Canadian Checkers (or Canadian draughts) is a variant of the strategy board game draughts. It is one of the largest draughts games, played on a 12×12 checkered board with 30 game pieces per player.
The game was invented by the French settlers of Quebec, Canada; it was named Grand jeu de dames. It is unknown when the game was first played in Canada. The huff rule was dropped in 1880 after a dispute developed during the Canadian championship match.
The idea of an increased-size international draughts game is older still; boards with 12×12 squares were on sale in London in 1805.
Canadian Checkers follows the same rules and conventions as international draughts, the only differences are the larger gameboard (12×12 squares instead of 10×10), and more checkers per player (30 instead of 20). The starting setup is shown in the diagram.
Games are recorded using the same method of notation used by other draughts variants, extended for a board of 144 squares (see diagram).
- Hexdame—international draughts rules applied to a hexagonal board
- Diagram Group (1975). "Canadian Checkers". In Midgley, Ruth. The Way to Play.

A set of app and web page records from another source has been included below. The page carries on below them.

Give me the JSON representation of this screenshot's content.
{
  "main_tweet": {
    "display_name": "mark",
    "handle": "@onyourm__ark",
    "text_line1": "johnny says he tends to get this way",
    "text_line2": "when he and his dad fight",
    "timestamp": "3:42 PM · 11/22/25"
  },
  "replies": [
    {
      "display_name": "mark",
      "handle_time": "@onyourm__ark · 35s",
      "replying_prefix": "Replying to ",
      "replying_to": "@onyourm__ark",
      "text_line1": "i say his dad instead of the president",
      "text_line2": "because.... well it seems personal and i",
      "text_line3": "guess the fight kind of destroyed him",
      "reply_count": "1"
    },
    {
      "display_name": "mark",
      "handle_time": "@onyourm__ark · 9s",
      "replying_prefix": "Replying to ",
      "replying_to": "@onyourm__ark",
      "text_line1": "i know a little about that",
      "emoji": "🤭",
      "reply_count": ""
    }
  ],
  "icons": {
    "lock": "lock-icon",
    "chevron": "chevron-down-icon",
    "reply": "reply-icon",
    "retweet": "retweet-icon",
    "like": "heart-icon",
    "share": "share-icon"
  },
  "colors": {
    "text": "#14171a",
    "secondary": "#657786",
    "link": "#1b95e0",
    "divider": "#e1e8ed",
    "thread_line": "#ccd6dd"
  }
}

Paddington Press Ltd. ISBN 0-8467-0060-3.
- Mohr, Merilyn Simonds (1997). "Canadian Checkers". The New Games Treasury. Houghton Mifflin Company. ISBN 1-57630-058-7.
- Murray, H. J. R. (1978). "§4.3.8 Canadian draughts". A History of Board-Games other than Chess (Reissued ed.). Hacker Art Books Inc. ISBN 0-87817-211-4.